**Required action**
Give the number of lines in the entries below that contain "meta". Write nothing besides it.

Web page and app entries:
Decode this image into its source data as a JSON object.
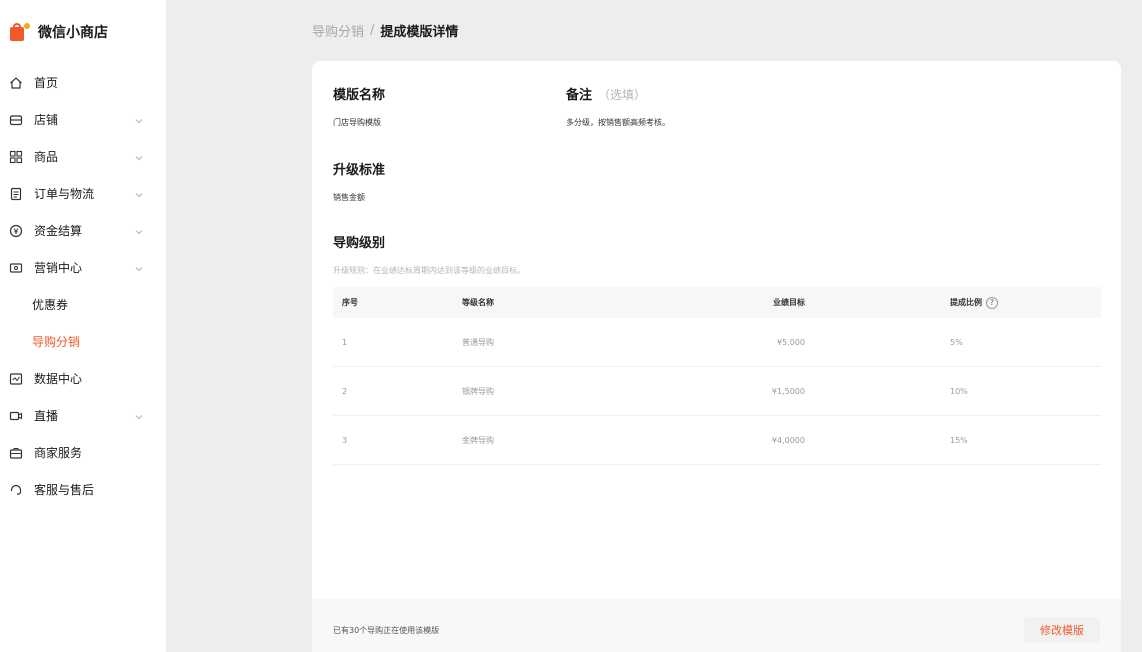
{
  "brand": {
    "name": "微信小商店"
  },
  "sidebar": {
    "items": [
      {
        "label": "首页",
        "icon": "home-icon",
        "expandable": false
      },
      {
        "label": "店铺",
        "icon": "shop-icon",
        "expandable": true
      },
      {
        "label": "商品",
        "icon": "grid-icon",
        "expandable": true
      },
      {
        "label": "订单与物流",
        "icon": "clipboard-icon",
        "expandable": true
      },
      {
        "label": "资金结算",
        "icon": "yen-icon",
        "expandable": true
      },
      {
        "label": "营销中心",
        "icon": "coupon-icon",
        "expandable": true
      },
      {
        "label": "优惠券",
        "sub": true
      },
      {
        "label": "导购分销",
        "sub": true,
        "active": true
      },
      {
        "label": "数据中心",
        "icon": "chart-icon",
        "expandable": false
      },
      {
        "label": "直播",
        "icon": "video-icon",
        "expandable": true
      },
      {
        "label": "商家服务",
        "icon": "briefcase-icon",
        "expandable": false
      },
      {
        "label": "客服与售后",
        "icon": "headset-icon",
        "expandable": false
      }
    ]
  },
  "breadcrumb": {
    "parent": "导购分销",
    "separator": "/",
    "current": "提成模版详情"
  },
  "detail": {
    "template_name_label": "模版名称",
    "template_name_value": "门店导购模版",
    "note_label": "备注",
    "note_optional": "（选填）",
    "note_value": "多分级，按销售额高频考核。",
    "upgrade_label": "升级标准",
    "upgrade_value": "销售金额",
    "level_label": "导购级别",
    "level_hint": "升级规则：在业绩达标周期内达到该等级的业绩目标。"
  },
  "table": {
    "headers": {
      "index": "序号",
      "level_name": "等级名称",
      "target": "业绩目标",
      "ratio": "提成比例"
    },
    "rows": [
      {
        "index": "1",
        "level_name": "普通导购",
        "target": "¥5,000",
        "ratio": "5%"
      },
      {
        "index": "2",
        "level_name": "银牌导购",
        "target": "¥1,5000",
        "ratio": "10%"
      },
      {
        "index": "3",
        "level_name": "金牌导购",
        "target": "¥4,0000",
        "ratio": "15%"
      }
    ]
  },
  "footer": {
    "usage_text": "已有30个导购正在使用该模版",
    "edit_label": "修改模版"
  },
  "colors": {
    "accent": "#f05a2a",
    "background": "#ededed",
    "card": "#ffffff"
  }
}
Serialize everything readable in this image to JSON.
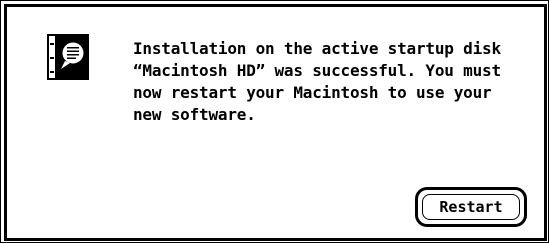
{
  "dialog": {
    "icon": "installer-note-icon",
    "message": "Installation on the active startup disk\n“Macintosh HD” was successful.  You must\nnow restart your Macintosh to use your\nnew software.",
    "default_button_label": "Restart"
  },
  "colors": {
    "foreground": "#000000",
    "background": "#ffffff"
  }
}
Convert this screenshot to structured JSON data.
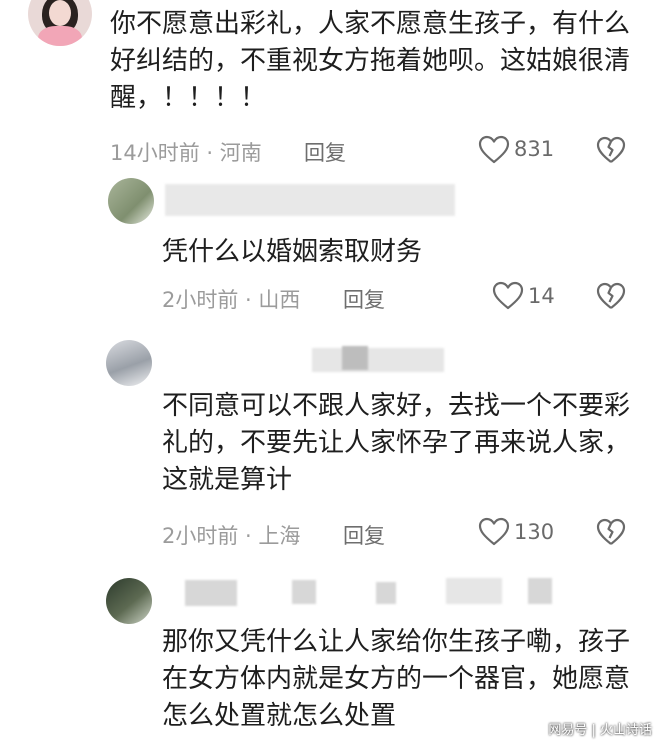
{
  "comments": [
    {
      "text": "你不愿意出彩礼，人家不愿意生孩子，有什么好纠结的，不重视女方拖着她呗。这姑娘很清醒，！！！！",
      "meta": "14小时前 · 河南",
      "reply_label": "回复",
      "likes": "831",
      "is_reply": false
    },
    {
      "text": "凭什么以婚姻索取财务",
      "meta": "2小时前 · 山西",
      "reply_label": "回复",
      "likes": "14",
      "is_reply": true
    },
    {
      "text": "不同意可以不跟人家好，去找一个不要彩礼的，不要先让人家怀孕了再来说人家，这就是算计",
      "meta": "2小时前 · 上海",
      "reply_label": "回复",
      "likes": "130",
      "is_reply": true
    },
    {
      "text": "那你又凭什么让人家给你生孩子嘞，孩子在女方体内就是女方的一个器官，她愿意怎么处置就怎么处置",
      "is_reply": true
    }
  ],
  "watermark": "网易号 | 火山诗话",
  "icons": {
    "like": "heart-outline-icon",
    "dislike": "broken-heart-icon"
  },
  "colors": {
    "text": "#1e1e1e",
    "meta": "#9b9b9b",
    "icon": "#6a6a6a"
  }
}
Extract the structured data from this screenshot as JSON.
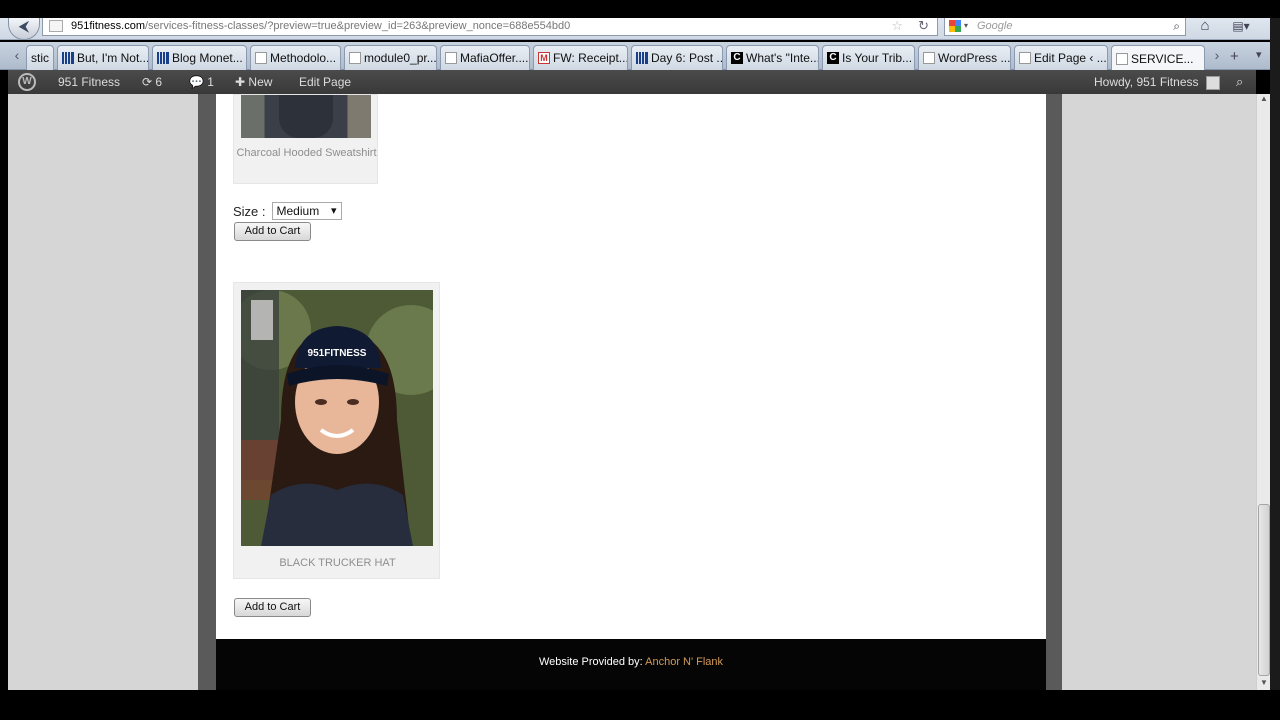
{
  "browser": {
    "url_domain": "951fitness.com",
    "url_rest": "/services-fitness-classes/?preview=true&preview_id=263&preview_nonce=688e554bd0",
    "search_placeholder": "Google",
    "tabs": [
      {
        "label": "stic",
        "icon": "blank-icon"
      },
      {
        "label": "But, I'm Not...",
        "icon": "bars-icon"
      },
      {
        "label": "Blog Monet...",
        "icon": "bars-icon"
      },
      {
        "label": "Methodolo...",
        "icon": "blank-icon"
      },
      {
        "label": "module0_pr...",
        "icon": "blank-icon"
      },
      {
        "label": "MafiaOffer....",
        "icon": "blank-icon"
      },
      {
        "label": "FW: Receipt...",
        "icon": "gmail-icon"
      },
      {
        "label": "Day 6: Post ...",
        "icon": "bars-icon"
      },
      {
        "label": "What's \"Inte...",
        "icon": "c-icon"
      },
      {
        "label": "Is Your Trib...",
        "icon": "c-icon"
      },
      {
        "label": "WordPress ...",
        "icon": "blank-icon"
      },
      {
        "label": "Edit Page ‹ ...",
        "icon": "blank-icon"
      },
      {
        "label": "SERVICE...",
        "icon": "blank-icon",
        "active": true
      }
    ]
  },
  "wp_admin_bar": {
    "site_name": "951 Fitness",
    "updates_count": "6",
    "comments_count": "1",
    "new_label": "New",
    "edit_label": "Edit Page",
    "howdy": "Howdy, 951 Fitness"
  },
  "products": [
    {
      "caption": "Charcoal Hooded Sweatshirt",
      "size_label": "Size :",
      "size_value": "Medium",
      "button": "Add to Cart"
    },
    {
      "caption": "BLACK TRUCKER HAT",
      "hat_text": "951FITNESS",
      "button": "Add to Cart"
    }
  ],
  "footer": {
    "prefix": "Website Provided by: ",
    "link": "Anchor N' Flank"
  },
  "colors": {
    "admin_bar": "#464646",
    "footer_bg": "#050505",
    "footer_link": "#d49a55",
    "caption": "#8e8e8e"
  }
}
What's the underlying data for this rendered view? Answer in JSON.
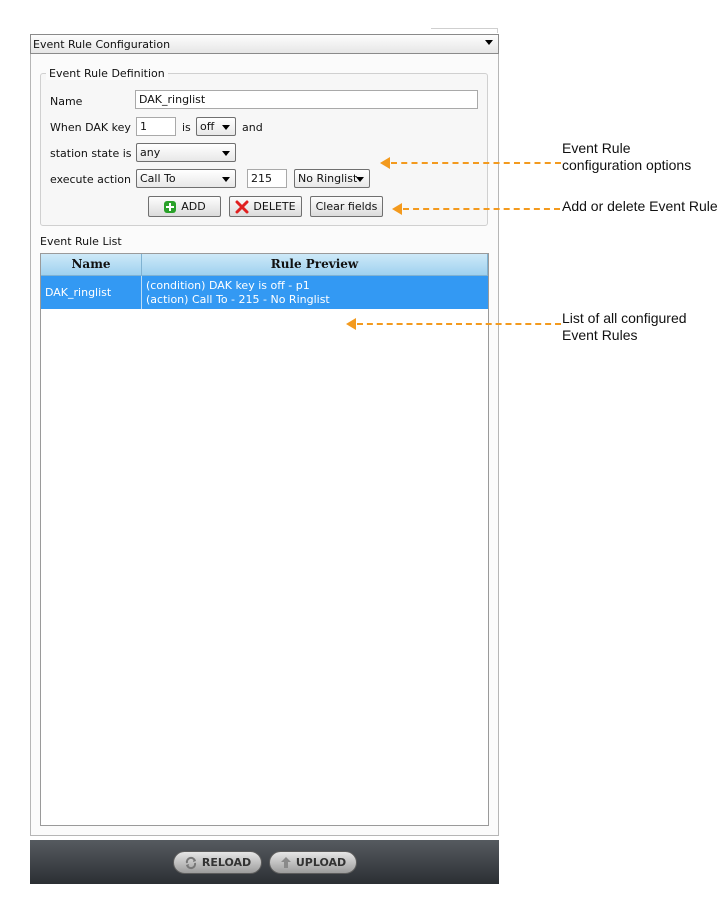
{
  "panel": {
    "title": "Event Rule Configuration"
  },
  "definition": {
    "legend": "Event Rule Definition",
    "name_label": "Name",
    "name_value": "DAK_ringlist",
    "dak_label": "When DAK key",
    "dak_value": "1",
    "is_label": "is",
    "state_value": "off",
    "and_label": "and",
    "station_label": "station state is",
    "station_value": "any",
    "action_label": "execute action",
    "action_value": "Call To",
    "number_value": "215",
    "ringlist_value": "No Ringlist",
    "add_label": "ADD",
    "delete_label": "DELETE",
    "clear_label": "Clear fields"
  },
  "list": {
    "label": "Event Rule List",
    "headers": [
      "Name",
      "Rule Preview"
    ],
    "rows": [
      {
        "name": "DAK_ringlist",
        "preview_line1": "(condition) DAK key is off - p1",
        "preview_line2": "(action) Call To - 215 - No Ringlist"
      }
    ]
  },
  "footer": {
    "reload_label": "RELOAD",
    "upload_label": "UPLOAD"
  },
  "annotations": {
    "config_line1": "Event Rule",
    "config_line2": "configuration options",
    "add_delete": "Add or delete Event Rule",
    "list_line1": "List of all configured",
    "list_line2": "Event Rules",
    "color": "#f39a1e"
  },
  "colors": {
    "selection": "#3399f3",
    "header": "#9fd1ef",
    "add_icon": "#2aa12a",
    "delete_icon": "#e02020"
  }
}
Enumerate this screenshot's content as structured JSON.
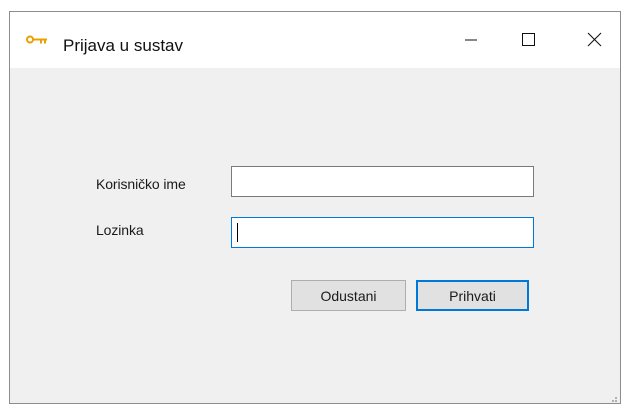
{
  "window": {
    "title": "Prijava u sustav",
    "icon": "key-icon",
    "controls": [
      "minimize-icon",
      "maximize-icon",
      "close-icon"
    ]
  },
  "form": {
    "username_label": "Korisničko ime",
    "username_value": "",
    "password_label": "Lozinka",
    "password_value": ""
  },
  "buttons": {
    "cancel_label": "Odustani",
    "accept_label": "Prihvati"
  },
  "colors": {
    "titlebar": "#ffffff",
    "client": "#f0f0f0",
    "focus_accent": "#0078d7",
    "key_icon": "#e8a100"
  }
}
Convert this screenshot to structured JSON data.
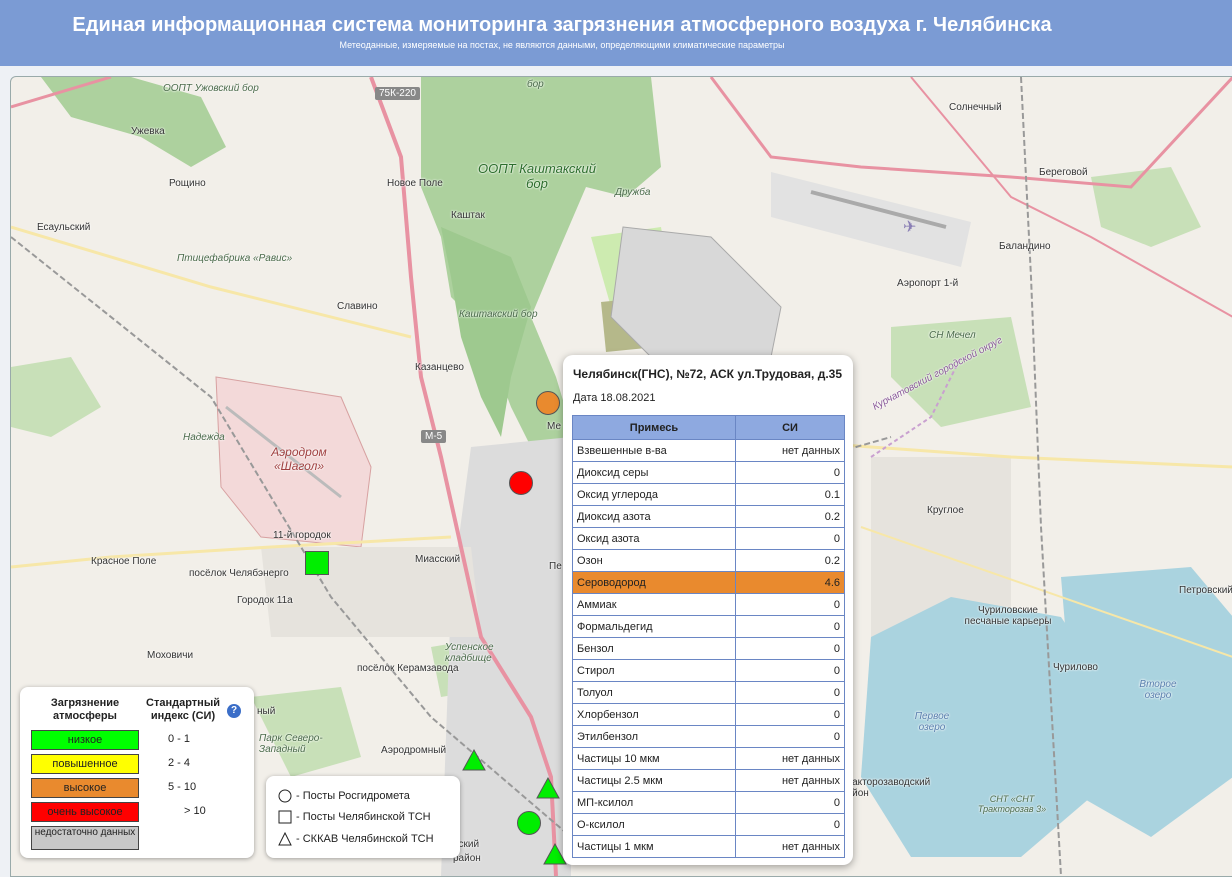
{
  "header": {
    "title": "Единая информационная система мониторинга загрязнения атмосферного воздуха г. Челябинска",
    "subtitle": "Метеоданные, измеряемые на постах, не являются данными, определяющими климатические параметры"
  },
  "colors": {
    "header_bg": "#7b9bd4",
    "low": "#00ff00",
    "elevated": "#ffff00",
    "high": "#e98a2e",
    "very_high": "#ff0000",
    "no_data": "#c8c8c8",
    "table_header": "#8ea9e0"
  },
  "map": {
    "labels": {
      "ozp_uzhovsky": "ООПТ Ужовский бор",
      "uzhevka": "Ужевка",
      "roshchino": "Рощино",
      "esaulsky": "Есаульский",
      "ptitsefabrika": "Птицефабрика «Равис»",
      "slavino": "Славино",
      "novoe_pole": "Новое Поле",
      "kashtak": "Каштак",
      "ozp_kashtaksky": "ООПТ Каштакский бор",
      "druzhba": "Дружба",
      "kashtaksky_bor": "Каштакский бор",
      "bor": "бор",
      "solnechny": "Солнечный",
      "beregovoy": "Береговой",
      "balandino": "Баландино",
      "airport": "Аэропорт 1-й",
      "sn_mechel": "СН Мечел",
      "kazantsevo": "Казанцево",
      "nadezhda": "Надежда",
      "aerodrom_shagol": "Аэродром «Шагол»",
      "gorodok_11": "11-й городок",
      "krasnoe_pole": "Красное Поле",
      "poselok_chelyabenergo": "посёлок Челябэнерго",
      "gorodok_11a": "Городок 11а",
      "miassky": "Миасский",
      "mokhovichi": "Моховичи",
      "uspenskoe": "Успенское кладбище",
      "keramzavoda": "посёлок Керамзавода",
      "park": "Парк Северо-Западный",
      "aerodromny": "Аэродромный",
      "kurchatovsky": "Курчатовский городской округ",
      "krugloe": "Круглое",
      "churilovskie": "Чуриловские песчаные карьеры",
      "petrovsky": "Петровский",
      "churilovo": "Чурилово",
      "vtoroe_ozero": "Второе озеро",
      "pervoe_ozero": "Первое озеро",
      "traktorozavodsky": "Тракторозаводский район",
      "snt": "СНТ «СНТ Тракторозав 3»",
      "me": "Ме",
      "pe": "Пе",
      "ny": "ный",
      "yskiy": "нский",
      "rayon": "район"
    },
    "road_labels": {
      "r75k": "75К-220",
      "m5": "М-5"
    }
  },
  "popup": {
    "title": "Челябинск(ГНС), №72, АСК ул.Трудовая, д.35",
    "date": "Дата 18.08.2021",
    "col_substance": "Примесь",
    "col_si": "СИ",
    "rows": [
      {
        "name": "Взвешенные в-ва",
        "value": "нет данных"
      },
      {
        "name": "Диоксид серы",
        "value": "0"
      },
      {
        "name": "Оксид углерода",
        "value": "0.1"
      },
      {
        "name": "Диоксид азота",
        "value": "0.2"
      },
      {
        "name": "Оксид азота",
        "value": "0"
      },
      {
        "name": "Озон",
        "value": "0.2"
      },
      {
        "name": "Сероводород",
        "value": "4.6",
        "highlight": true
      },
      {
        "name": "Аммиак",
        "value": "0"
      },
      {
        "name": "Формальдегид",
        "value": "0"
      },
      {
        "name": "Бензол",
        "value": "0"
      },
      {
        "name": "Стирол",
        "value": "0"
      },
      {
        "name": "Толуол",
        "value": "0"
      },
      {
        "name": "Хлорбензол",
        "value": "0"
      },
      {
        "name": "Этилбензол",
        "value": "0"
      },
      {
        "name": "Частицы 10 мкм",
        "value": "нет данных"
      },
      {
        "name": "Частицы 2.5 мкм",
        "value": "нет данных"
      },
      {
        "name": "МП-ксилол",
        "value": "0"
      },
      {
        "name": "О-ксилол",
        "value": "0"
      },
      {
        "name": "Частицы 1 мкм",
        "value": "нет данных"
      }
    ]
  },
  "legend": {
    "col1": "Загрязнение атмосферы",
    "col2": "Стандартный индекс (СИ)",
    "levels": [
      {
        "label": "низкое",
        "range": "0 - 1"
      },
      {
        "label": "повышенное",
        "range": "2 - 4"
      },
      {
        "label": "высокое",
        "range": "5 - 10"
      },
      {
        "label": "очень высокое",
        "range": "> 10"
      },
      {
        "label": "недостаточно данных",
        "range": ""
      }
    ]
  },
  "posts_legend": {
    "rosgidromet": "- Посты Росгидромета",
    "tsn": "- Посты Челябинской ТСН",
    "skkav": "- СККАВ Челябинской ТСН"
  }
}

**Response area**
4